» REQUIRED WORK: Output a character-exact copy of the data, images removed.

[[ GIVEN INFORMATION open ]]

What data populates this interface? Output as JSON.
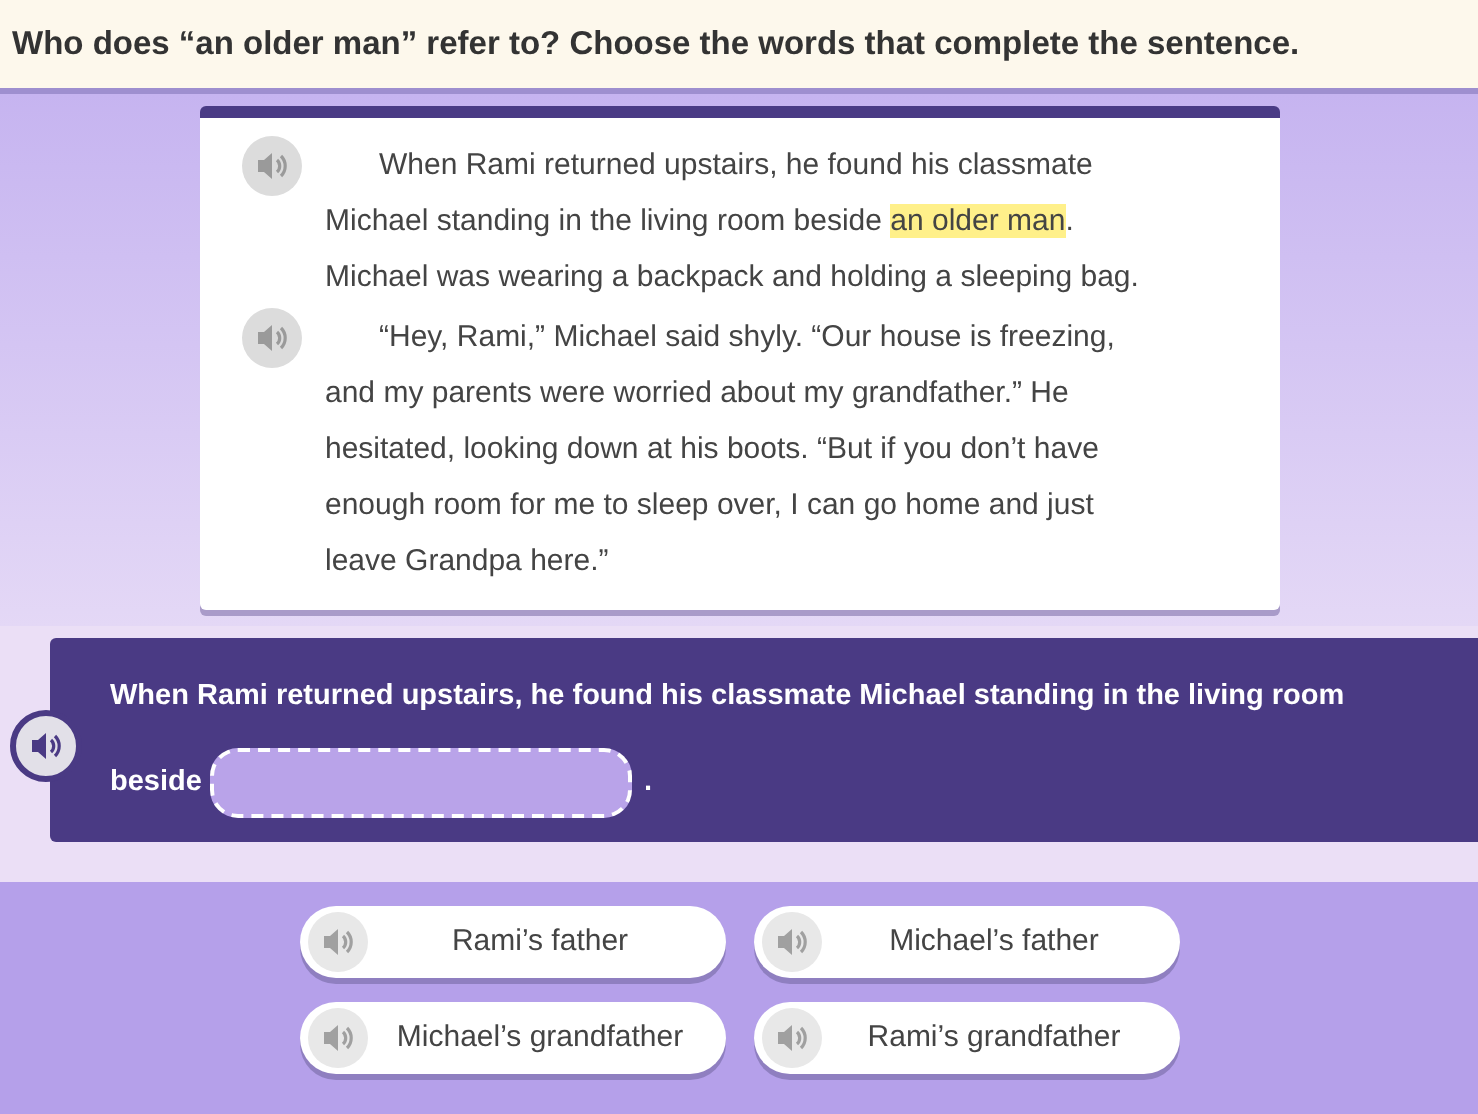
{
  "question": "Who does “an older man” refer to? Choose the words that complete the sentence.",
  "passage": [
    {
      "parts": [
        {
          "text": "When Rami returned upstairs, he found his classmate Michael standing in the living room beside ",
          "highlighted": false
        },
        {
          "text": "an older man",
          "highlighted": true
        },
        {
          "text": ". Michael was wearing a backpack and holding a sleeping bag.",
          "highlighted": false
        }
      ]
    },
    {
      "parts": [
        {
          "text": "“Hey, Rami,” Michael said shyly. “Our house is freezing, and my parents were worried about my grandfather.” He hesitated, looking down at his boots. “But if you don’t have enough room for me to sleep over, I can go home and just leave Grandpa here.”",
          "highlighted": false
        }
      ]
    }
  ],
  "sentence": {
    "before": "When Rami returned upstairs, he found his classmate Michael standing in the living room beside",
    "after": "."
  },
  "options": [
    {
      "label": "Rami’s father",
      "selected": false
    },
    {
      "label": "Michael’s father",
      "selected": false
    },
    {
      "label": "Michael’s grandfather",
      "selected": false
    },
    {
      "label": "Rami’s grandfather",
      "selected": false
    }
  ]
}
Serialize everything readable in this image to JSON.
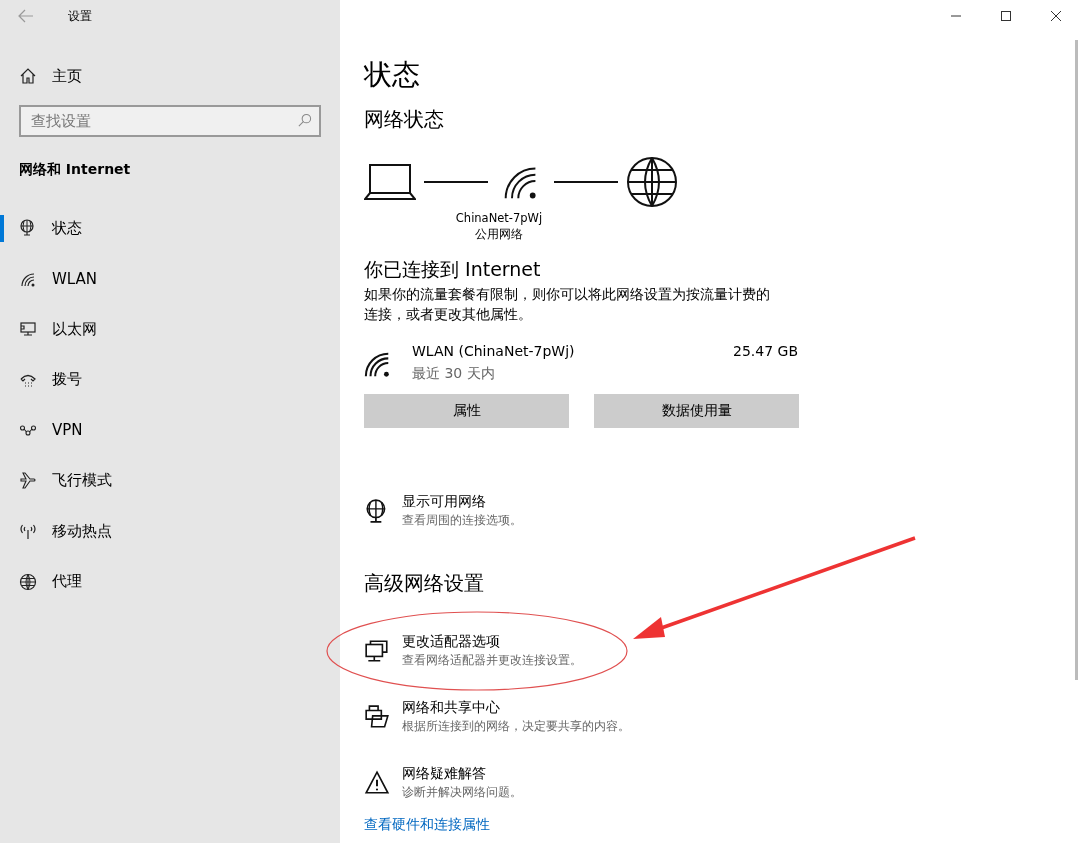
{
  "window": {
    "title": "设置"
  },
  "sidebar": {
    "home": "主页",
    "search": {
      "placeholder": "查找设置"
    },
    "section": "网络和 Internet",
    "items": [
      {
        "label": "状态",
        "kind": "status",
        "selected": true
      },
      {
        "label": "WLAN",
        "kind": "wlan",
        "selected": false
      },
      {
        "label": "以太网",
        "kind": "ethernet",
        "selected": false
      },
      {
        "label": "拨号",
        "kind": "dialup",
        "selected": false
      },
      {
        "label": "VPN",
        "kind": "vpn",
        "selected": false
      },
      {
        "label": "飞行模式",
        "kind": "airplane",
        "selected": false
      },
      {
        "label": "移动热点",
        "kind": "hotspot",
        "selected": false
      },
      {
        "label": "代理",
        "kind": "proxy",
        "selected": false
      }
    ]
  },
  "main": {
    "title": "状态",
    "network_status": {
      "heading": "网络状态",
      "network_name": "ChinaNet-7pWj",
      "network_type": "公用网络"
    },
    "connected": {
      "heading": "你已连接到 Internet",
      "description": "如果你的流量套餐有限制，则你可以将此网络设置为按流量计费的连接，或者更改其他属性。"
    },
    "usage": {
      "name": "WLAN (ChinaNet-7pWj)",
      "period": "最近 30 天内",
      "amount": "25.47 GB"
    },
    "buttons": [
      "属性",
      "数据使用量"
    ],
    "show_networks": {
      "kind": "globe",
      "title": "显示可用网络",
      "subtitle": "查看周围的连接选项。"
    },
    "advanced": {
      "heading": "高级网络设置",
      "items": [
        {
          "kind": "adapter",
          "title": "更改适配器选项",
          "subtitle": "查看网络适配器并更改连接设置。"
        },
        {
          "kind": "sharing",
          "title": "网络和共享中心",
          "subtitle": "根据所连接到的网络，决定要共享的内容。"
        },
        {
          "kind": "warning",
          "title": "网络疑难解答",
          "subtitle": "诊断并解决网络问题。"
        }
      ]
    },
    "link": "查看硬件和连接属性"
  }
}
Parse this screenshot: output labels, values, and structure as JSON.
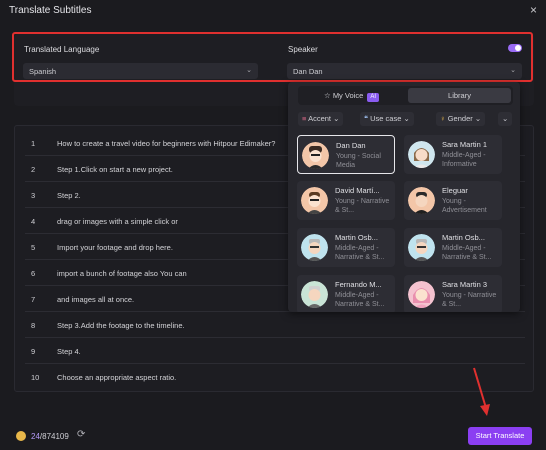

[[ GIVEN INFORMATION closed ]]

» PROBLEM SOLUTION:
What data populates this interface? Output as JSON.
{
  "question": "Who does “an older man” refer to? Choose the words that complete the sentence.",
  "passage": [
    {
      "parts": [
        {
          "text": "When Rami returned upstairs, he found his classmate Michael standing in the living room beside ",
          "highlighted": false
        },
        {
          "text": "an older man",
          "highlighted": true
        },
        {
          "text": ". Michael was wearing a backpack and holding a sleeping bag.",
          "highlighted": false
        }
      ]
    },
    {
      "parts": [
        {
          "text": "“Hey, Rami,” Michael said shyly. “Our house is freezing, and my parents were worried about my grandfather.” He hesitated, looking down at his boots. “But if you don’t have enough room for me to sleep over, I can go home and just leave Grandpa here.”",
          "highlighted": false
        }
      ]
    }
  ],
  "sentence": {
    "before": "When Rami returned upstairs, he found his classmate Michael standing in the living room beside",
    "after": "."
  },
  "options": [
    {
      "label": "Rami’s father",
      "selected": false
    },
    {
      "label": "Michael’s father",
      "selected": false
    },
    {
      "label": "Michael’s grandfather",
      "selected": false
    },
    {
      "label": "Rami’s grandfather",
      "selected": false
    }
  ]
}
Serialize everything readable in this image to JSON.
{
  "window": {
    "title": "设置"
  },
  "sidebar": {
    "home": "主页",
    "search": {
      "placeholder": "查找设置"
    },
    "section": "网络和 Internet",
    "items": [
      {
        "label": "状态",
        "kind": "status",
        "selected": true
      },
      {
        "label": "WLAN",
        "kind": "wlan",
        "selected": false
      },
      {
        "label": "以太网",
        "kind": "ethernet",
        "selected": false
      },
      {
        "label": "拨号",
        "kind": "dialup",
        "selected": false
      },
      {
        "label": "VPN",
        "kind": "vpn",
        "selected": false
      },
      {
        "label": "飞行模式",
        "kind": "airplane",
        "selected": false
      },
      {
        "label": "移动热点",
        "kind": "hotspot",
        "selected": false
      },
      {
        "label": "代理",
        "kind": "proxy",
        "selected": false
      }
    ]
  },
  "main": {
    "title": "状态",
    "network_status": {
      "heading": "网络状态",
      "network_name": "ChinaNet-7pWj",
      "network_type": "公用网络"
    },
    "connected": {
      "heading": "你已连接到 Internet",
      "description": "如果你的流量套餐有限制，则你可以将此网络设置为按流量计费的连接，或者更改其他属性。"
    },
    "usage": {
      "name": "WLAN (ChinaNet-7pWj)",
      "period": "最近 30 天内",
      "amount": "25.47 GB"
    },
    "buttons": [
      "属性",
      "数据使用量"
    ],
    "show_networks": {
      "kind": "globe",
      "title": "显示可用网络",
      "subtitle": "查看周围的连接选项。"
    },
    "advanced": {
      "heading": "高级网络设置",
      "items": [
        {
          "kind": "adapter",
          "title": "更改适配器选项",
          "subtitle": "查看网络适配器并更改连接设置。"
        },
        {
          "kind": "sharing",
          "title": "网络和共享中心",
          "subtitle": "根据所连接到的网络，决定要共享的内容。"
        },
        {
          "kind": "warning",
          "title": "网络疑难解答",
          "subtitle": "诊断并解决网络问题。"
        }
      ]
    },
    "link": "查看硬件和连接属性"
  }
}
Parse this screenshot: output labels, values, and structure as JSON.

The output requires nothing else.